Bulldozing Batuk BhairavPublic contractors should observe architectural norms stipulated by the government
This week was marred by yet another flashpoint for heritage conservation. As part of an expansion drive for the Lagankhel-Satdobato road, the boundary wall of the revered Batuk Bhairav Temple in Lagankhel was bulldozed over, despite protests from locals and heritage activists. When agitating locals refused to allow the expansion work to be carried out, heavily armed security personnel were deployed in the area to manage the increasingly irate protests. Both the Department of Archaeology—the apex government body that oversees heritage sites—and the Mayor of Lalitpur claimed to have not known about the expansion project before the bulldozers arrived at Batuk Bhairav.
The Ancient Monument Preservation Act (2013) stipulates that buildings over a hundred years old be preserved in their original form, whether they are personal residences or public spaces like temples. Yet, government bodies—or construction companies contracted to the government—have been showing blatant disregard for the Act, particularly after the April 2015 earthquakes destroyed 753 heritage sites in the country. In the three years since, the government’s efforts to rebuild heritage sites have been obstructed by protests from local communities who accuse the authorities of lack of transparency, a disregard for traditional building methods and of ramming through projects through the lowest-bidder system which hands out lucrative projects to contractors without taking stock of their expertise or previous experience. Projects, including those at the historic Rani Pokhari, Dus Avatar Temple and Jaisi Dega, have ground to a halt in light of vocal local opposition. It also emerged that one contractor used beer bottles instead of bricks while fencing off the iconic Maju Dega Temple at Basantapur. In April, when protests over a proposed expressway mowing over heritage sites in Khokana spilled over into the streets, the government’s heavy-handedness at the peaceful rally drew flak from all quarters.
Now the protests at Batuk Bhairav suggest that the government is yet to internalise lessons from its past missteps. In the last year, protests have moved from one heritage site to another but the agitating locals have largely had the same demand: that contractors observe architectural norms stipulated by the government and reflective of traditional building methods; and that local communities have a larger say and involvement in the process. Yet as flashpoints and protests continue, it seems that at best the different arms of the government are failing to communicate and coordinate with each other and provide oversight; at worst that they are apathetic to the concerns of the citizenry.

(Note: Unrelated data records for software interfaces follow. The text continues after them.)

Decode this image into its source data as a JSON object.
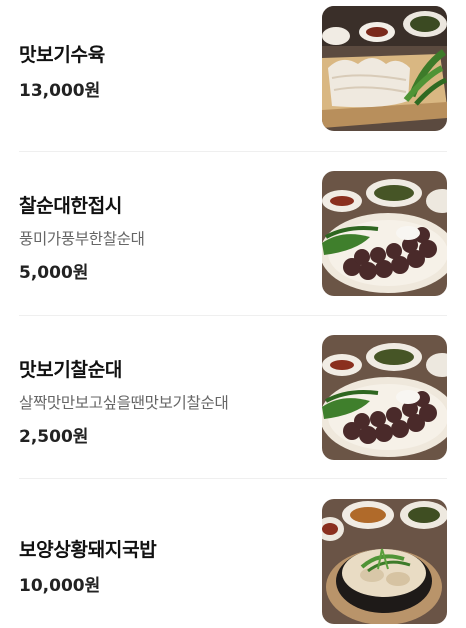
{
  "menu": {
    "items": [
      {
        "name": "맛보기수육",
        "desc": "",
        "price": "13,000원",
        "image": "boiled-pork-photo"
      },
      {
        "name": "찰순대한접시",
        "desc": "풍미가풍부한찰순대",
        "price": "5,000원",
        "image": "sundae-plate-photo"
      },
      {
        "name": "맛보기찰순대",
        "desc": "살짝맛만보고싶을땐맛보기찰순대",
        "price": "2,500원",
        "image": "sundae-sample-photo"
      },
      {
        "name": "보양상황돼지국밥",
        "desc": "",
        "price": "10,000원",
        "image": "pork-soup-photo"
      }
    ]
  }
}
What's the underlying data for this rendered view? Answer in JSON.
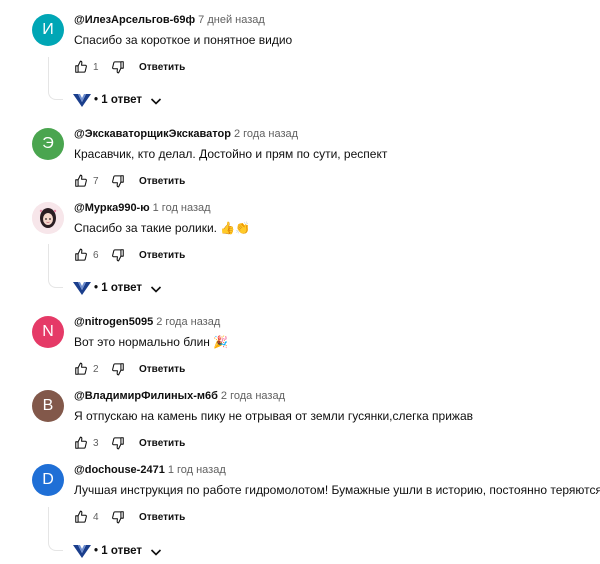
{
  "comments": [
    {
      "author": "@ИлезАрсельгов-69ф",
      "time": "7 дней назад",
      "text": "Спасибо за короткое и понятное видио",
      "likes": "1",
      "reply_label": "Ответить",
      "avatar_letter": "И",
      "avatar_color": "#00a6b5",
      "replies_label": "1 ответ"
    },
    {
      "author": "@ЭкскаваторщикЭкскаватор",
      "time": "2 года назад",
      "text": "Красавчик, кто делал. Достойно и прям по сути, респект",
      "likes": "7",
      "reply_label": "Ответить",
      "avatar_letter": "Э",
      "avatar_color": "#4aa54f"
    },
    {
      "author": "@Мурка990-ю",
      "time": "1 год назад",
      "text": "Спасибо за такие ролики. 👍👏",
      "likes": "6",
      "reply_label": "Ответить",
      "avatar_letter": "",
      "avatar_color": "#f7e6ea",
      "replies_label": "1 ответ"
    },
    {
      "author": "@nitrogen5095",
      "time": "2 года назад",
      "text": "Вот это нормально блин 🎉",
      "likes": "2",
      "reply_label": "Ответить",
      "avatar_letter": "N",
      "avatar_color": "#e53a67"
    },
    {
      "author": "@ВладимирФилиных-м6б",
      "time": "2 года назад",
      "text": "Я отпускаю на камень пику не отрывая от земли гусянки,слегка прижав",
      "likes": "3",
      "reply_label": "Ответить",
      "avatar_letter": "В",
      "avatar_color": "#82584a"
    },
    {
      "author": "@dochouse-2471",
      "time": "1 год назад",
      "text": "Лучшая инструкция по работе гидромолотом! Бумажные ушли в историю, постоянно теряются.",
      "likes": "4",
      "reply_label": "Ответить",
      "avatar_letter": "D",
      "avatar_color": "#1f6fd6",
      "replies_label": "1 ответ"
    }
  ],
  "icons": {
    "like": "thumb-up-icon",
    "dislike": "thumb-down-icon",
    "creator": "channel-logo-icon",
    "expand": "chevron-down-icon"
  },
  "colors": {
    "creator_logo_blue": "#1a3e8c",
    "time_gray": "#606060"
  }
}
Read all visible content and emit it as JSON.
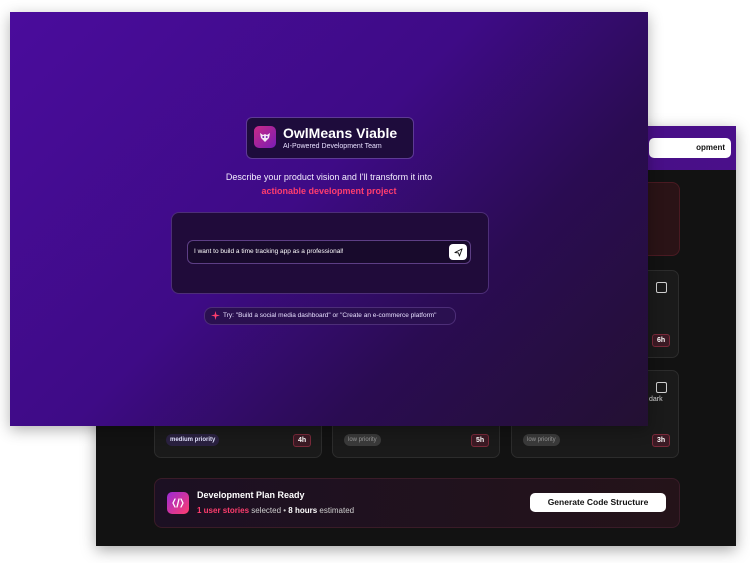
{
  "hero": {
    "app_name": "OwlMeans Viable",
    "app_subtitle": "AI-Powered Development Team",
    "tagline_line1": "Describe your product vision and I'll transform it into",
    "tagline_line2": "actionable development project",
    "input_value": "I want to build a time tracking app as a professional!",
    "try_hint": "Try: \"Build a social media dashboard\" or \"Create an e-commerce platform\""
  },
  "background_app": {
    "top_button_label": "opment",
    "cards": [
      {
        "priority": "",
        "hours": "6h"
      },
      {
        "priority": "medium priority",
        "hours": "4h"
      },
      {
        "priority": "low priority",
        "hours": "5h"
      },
      {
        "priority": "low priority",
        "hours": "3h",
        "side_text": "dark"
      }
    ],
    "plan_bar": {
      "title": "Development Plan Ready",
      "count_text": "1 user stories",
      "selected_word": " selected • ",
      "hours_text": "8 hours",
      "estimated_word": " estimated",
      "button_label": "Generate Code Structure"
    }
  },
  "colors": {
    "accent_pink": "#ff3d6e",
    "hero_purple": "#4a0c9c",
    "dark_bg": "#121212"
  },
  "icons": [
    "owl-logo-icon",
    "send-icon",
    "sparkle-icon",
    "code-icon",
    "checkbox-icon"
  ]
}
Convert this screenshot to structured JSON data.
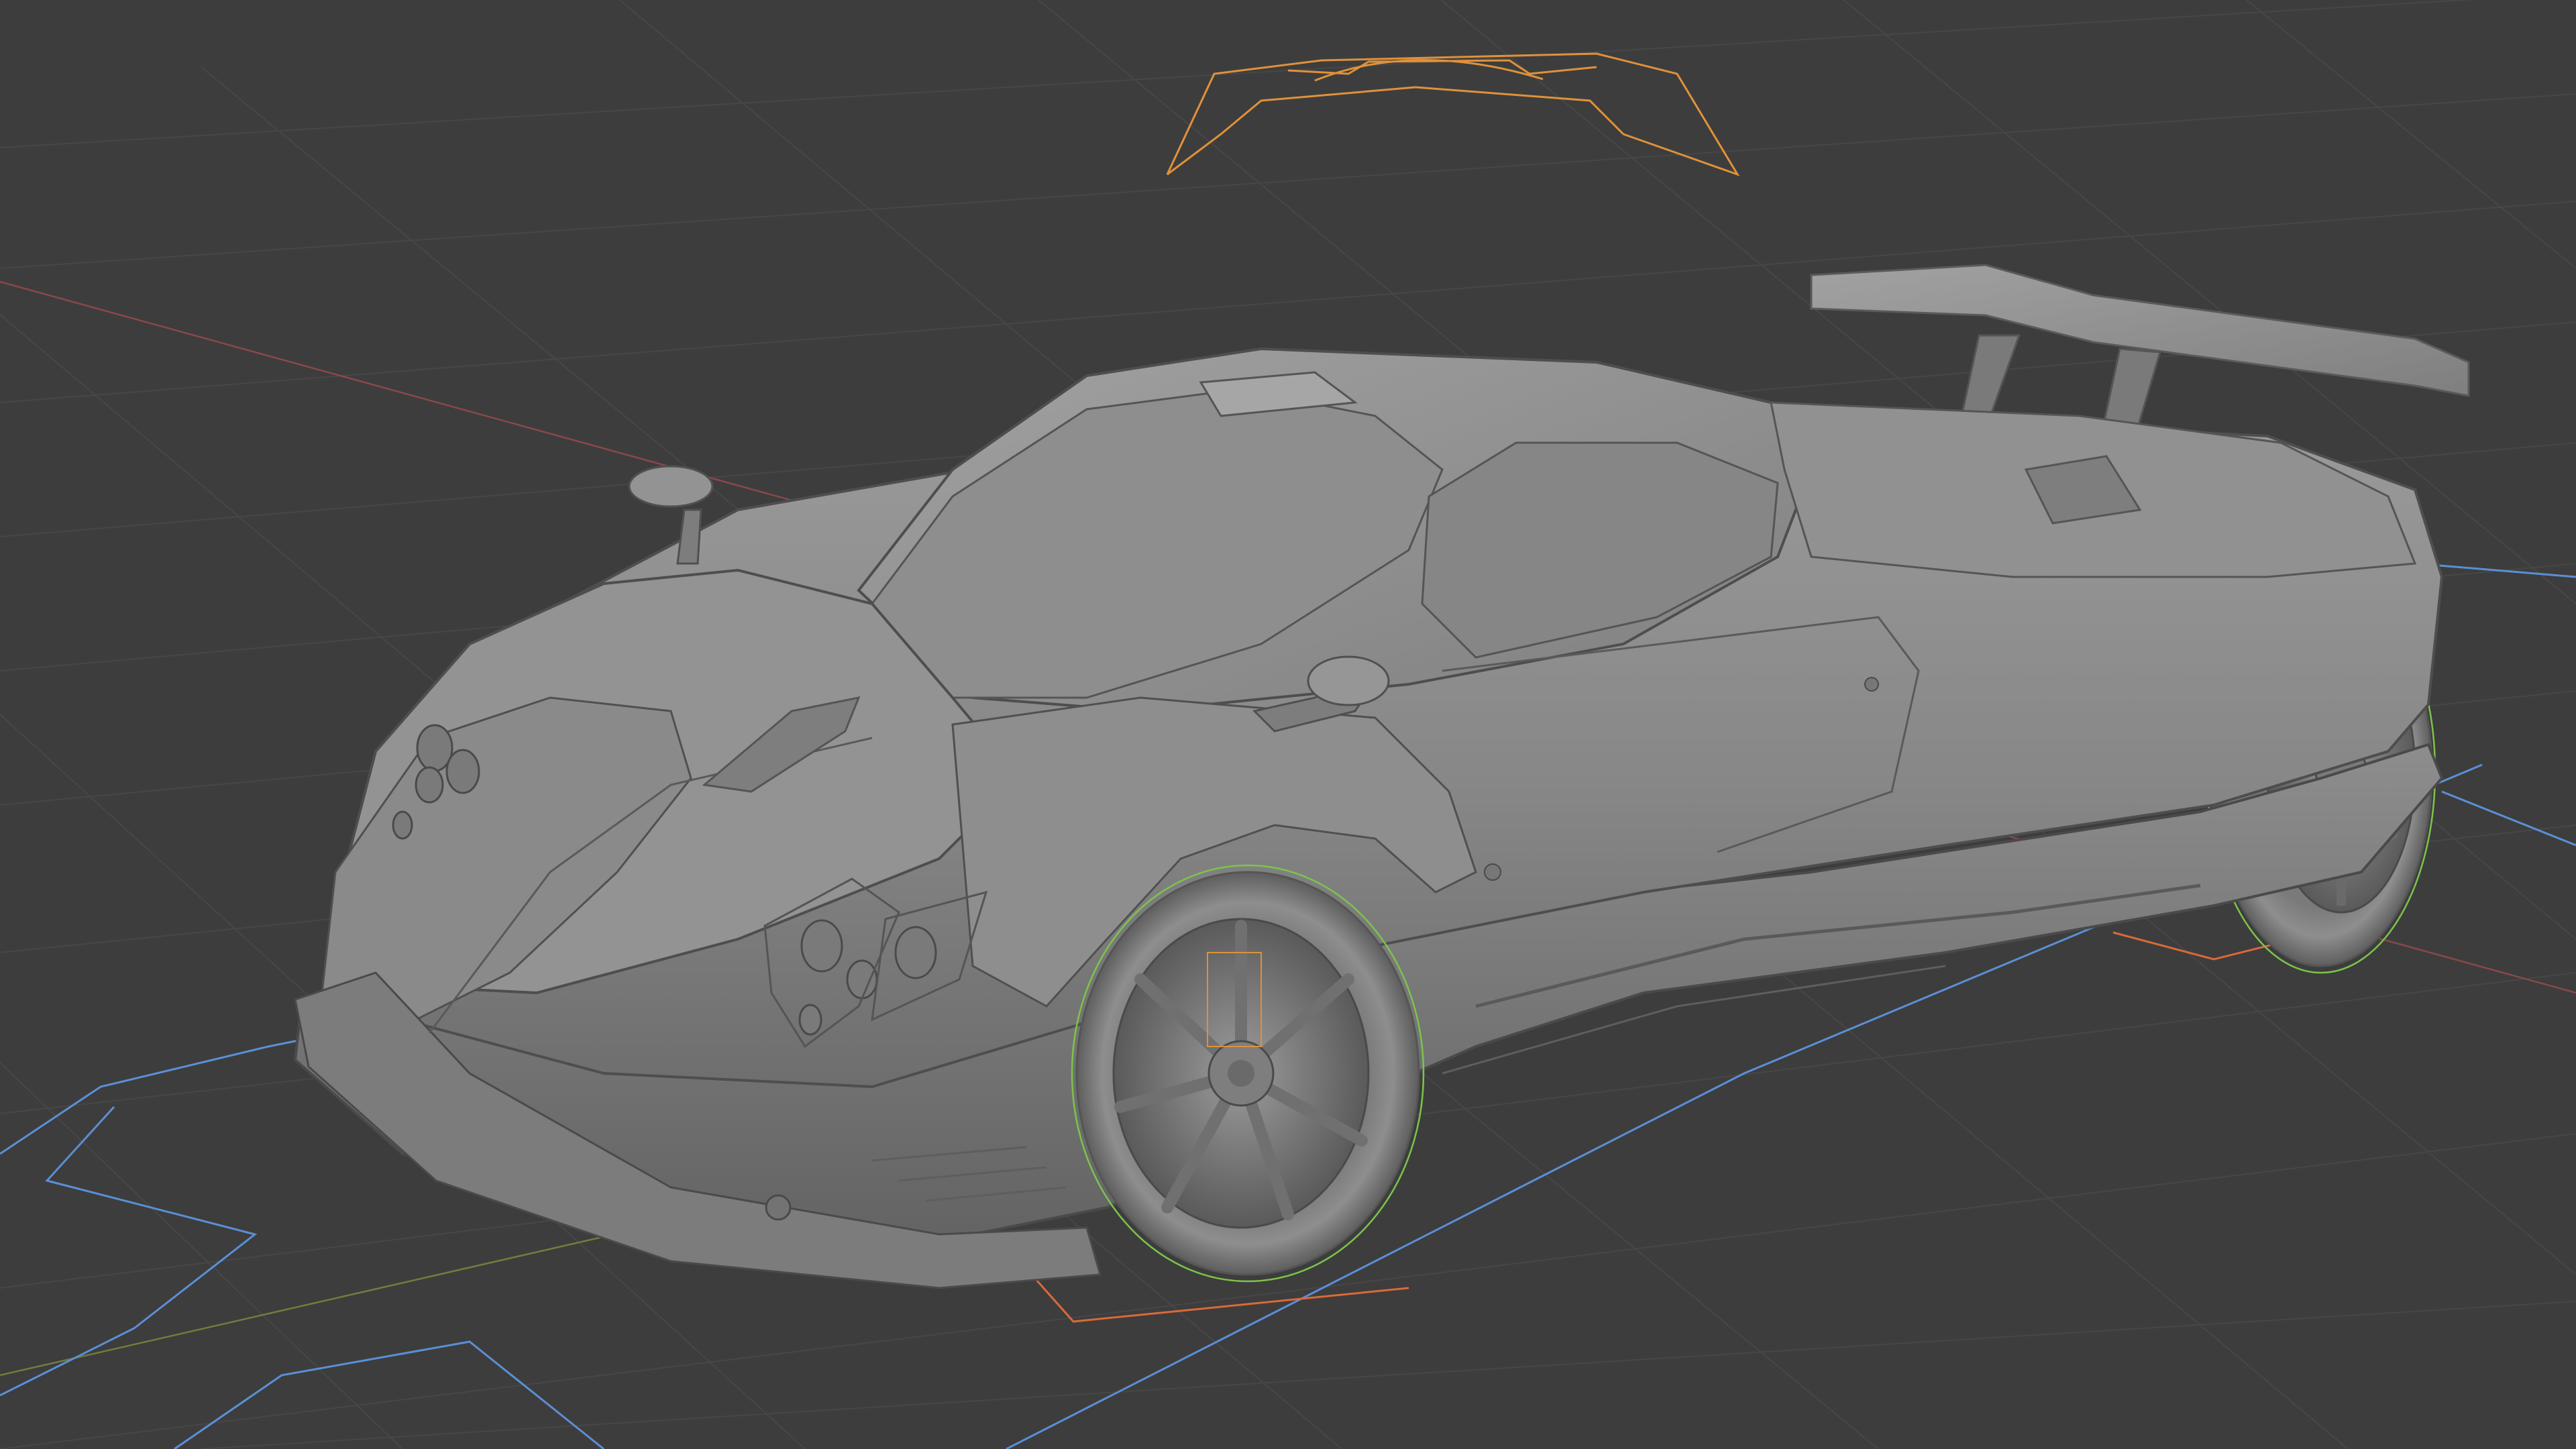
{
  "app": {
    "type": "3d-viewport",
    "shading_mode": "solid",
    "background_color": "#3d3d3d"
  },
  "viewport": {
    "grid": true,
    "grid_color": "#474747",
    "x_axis_color": "#b85050",
    "y_axis_color": "#7a9a3a",
    "object_name": "sports-car-model",
    "object_color": "#8c8c8c",
    "selection_outline_color": "#e0913a",
    "rig_control_color": "#5b8fd6",
    "wheel_control_color": "#7cc44a"
  }
}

In his budget speech for the new fiscal year, the Finance Minister reiterated the government’s commitment to the rebuilding of heritage sites destroyed by the earthquakes, setting a three-year deadline for sites like the Rani Pokhari, Kasthamandap and Dharahara. But these commitments ring hollow in the face of the government’s actions on the ground. There is time yet to bring local voices onboard in order to insure that the rebuilding and development process is inclusive and democratic. If not, these heritage flashpoints look likely to sow seeds of resentment and discord for years to come.